**PROMPT**
Copy the entire listing, down to the final line, exactly.

**EXERCISE DATA**

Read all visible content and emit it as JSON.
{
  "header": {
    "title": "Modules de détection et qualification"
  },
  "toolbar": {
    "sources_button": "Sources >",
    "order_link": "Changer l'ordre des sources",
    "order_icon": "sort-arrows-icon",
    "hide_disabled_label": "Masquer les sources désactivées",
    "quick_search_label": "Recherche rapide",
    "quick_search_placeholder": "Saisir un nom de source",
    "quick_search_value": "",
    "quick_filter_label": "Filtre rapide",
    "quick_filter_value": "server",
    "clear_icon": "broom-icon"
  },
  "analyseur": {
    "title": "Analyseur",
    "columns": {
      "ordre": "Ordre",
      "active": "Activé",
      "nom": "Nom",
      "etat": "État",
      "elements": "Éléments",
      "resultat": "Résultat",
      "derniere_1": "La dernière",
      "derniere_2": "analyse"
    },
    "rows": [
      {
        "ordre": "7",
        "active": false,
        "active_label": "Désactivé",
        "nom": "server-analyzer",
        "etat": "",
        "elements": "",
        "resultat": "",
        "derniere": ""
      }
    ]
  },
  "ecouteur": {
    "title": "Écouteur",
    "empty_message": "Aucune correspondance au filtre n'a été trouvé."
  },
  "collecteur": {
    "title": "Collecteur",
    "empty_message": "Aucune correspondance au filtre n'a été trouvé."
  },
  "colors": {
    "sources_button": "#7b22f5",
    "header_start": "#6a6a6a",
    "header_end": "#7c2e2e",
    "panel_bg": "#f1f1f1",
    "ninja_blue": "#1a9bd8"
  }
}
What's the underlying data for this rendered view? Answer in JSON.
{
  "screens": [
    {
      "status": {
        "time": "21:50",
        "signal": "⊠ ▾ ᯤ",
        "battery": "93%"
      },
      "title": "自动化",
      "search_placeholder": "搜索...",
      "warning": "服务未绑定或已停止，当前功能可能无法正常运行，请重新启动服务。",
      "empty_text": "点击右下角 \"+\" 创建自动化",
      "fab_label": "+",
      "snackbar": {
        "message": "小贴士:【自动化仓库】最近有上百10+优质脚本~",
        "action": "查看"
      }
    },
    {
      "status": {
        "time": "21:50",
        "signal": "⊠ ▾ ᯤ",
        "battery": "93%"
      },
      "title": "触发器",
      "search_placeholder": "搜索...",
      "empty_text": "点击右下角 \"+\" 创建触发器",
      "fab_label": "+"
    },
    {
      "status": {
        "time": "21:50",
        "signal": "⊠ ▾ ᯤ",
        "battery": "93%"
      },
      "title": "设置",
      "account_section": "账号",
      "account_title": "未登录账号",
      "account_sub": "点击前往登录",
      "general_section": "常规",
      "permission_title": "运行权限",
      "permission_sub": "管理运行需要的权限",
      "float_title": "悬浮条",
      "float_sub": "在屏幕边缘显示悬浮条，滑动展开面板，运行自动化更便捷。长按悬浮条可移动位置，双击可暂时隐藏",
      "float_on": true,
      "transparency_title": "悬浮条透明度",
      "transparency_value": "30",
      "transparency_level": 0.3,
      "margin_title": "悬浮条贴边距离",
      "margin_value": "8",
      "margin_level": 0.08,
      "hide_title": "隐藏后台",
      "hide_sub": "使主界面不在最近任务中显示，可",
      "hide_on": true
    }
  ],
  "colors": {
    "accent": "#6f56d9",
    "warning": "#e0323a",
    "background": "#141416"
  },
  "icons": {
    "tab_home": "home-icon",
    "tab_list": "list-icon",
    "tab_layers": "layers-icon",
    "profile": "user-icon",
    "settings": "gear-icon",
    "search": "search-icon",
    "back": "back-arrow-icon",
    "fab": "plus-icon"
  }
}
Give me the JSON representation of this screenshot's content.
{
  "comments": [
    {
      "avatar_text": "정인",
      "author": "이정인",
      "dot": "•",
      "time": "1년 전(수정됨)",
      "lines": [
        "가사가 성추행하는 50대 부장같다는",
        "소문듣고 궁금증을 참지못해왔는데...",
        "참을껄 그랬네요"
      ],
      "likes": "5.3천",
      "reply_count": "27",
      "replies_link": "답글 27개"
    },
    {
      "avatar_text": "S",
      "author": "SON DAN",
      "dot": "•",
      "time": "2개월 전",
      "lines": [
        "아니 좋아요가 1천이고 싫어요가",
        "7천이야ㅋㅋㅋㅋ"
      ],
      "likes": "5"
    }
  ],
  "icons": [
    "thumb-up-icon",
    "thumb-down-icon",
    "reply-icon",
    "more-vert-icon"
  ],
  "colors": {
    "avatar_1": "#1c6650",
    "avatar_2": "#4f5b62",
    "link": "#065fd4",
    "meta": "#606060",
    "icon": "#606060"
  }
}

**RESULT**
Read all visible content and emit it as JSON.
{
  "header": {
    "title": "Modules de détection et qualification"
  },
  "toolbar": {
    "sources_button": "Sources >",
    "order_link": "Changer l'ordre des sources",
    "order_icon": "sort-arrows-icon",
    "hide_disabled_label": "Masquer les sources désactivées",
    "quick_search_label": "Recherche rapide",
    "quick_search_placeholder": "Saisir un nom de source",
    "quick_search_value": "",
    "quick_filter_label": "Filtre rapide",
    "quick_filter_value": "server",
    "clear_icon": "broom-icon"
  },
  "analyseur": {
    "title": "Analyseur",
    "columns": {
      "ordre": "Ordre",
      "active": "Activé",
      "nom": "Nom",
      "etat": "État",
      "elements": "Éléments",
      "resultat": "Résultat",
      "derniere_1": "La dernière",
      "derniere_2": "analyse"
    },
    "rows": [
      {
        "ordre": "7",
        "active": false,
        "active_label": "Désactivé",
        "nom": "server-analyzer",
        "etat": "",
        "elements": "",
        "resultat": "",
        "derniere": ""
      }
    ]
  },
  "ecouteur": {
    "title": "Écouteur",
    "empty_message": "Aucune correspondance au filtre n'a été trouvé."
  },
  "collecteur": {
    "title": "Collecteur",
    "empty_message": "Aucune correspondance au filtre n'a été trouvé."
  },
  "colors": {
    "sources_button": "#7b22f5",
    "header_start": "#6a6a6a",
    "header_end": "#7c2e2e",
    "panel_bg": "#f1f1f1",
    "ninja_blue": "#1a9bd8"
  }
}
What's the underlying data for this rendered view? Answer in JSON.
{
  "screens": [
    {
      "status": {
        "time": "21:50",
        "signal": "⊠ ▾ ᯤ",
        "battery": "93%"
      },
      "title": "自动化",
      "search_placeholder": "搜索...",
      "warning": "服务未绑定或已停止，当前功能可能无法正常运行，请重新启动服务。",
      "empty_text": "点击右下角 \"+\" 创建自动化",
      "fab_label": "+",
      "snackbar": {
        "message": "小贴士:【自动化仓库】最近有上百10+优质脚本~",
        "action": "查看"
      }
    },
    {
      "status": {
        "time": "21:50",
        "signal": "⊠ ▾ ᯤ",
        "battery": "93%"
      },
      "title": "触发器",
      "search_placeholder": "搜索...",
      "empty_text": "点击右下角 \"+\" 创建触发器",
      "fab_label": "+"
    },
    {
      "status": {
        "time": "21:50",
        "signal": "⊠ ▾ ᯤ",
        "battery": "93%"
      },
      "title": "设置",
      "account_section": "账号",
      "account_title": "未登录账号",
      "account_sub": "点击前往登录",
      "general_section": "常规",
      "permission_title": "运行权限",
      "permission_sub": "管理运行需要的权限",
      "float_title": "悬浮条",
      "float_sub": "在屏幕边缘显示悬浮条，滑动展开面板，运行自动化更便捷。长按悬浮条可移动位置，双击可暂时隐藏",
      "float_on": true,
      "transparency_title": "悬浮条透明度",
      "transparency_value": "30",
      "transparency_level": 0.3,
      "margin_title": "悬浮条贴边距离",
      "margin_value": "8",
      "margin_level": 0.08,
      "hide_title": "隐藏后台",
      "hide_sub": "使主界面不在最近任务中显示，可",
      "hide_on": true
    }
  ],
  "colors": {
    "accent": "#6f56d9",
    "warning": "#e0323a",
    "background": "#141416"
  },
  "icons": {
    "tab_home": "home-icon",
    "tab_list": "list-icon",
    "tab_layers": "layers-icon",
    "profile": "user-icon",
    "settings": "gear-icon",
    "search": "search-icon",
    "back": "back-arrow-icon",
    "fab": "plus-icon"
  }
}
Give me the JSON representation of this screenshot's content.
{
  "comments": [
    {
      "avatar_text": "정인",
      "author": "이정인",
      "dot": "•",
      "time": "1년 전(수정됨)",
      "lines": [
        "가사가 성추행하는 50대 부장같다는",
        "소문듣고 궁금증을 참지못해왔는데...",
        "참을껄 그랬네요"
      ],
      "likes": "5.3천",
      "reply_count": "27",
      "replies_link": "답글 27개"
    },
    {
      "avatar_text": "S",
      "author": "SON DAN",
      "dot": "•",
      "time": "2개월 전",
      "lines": [
        "아니 좋아요가 1천이고 싫어요가",
        "7천이야ㅋㅋㅋㅋ"
      ],
      "likes": "5"
    }
  ],
  "icons": [
    "thumb-up-icon",
    "thumb-down-icon",
    "reply-icon",
    "more-vert-icon"
  ],
  "colors": {
    "avatar_1": "#1c6650",
    "avatar_2": "#4f5b62",
    "link": "#065fd4",
    "meta": "#606060",
    "icon": "#606060"
  }
}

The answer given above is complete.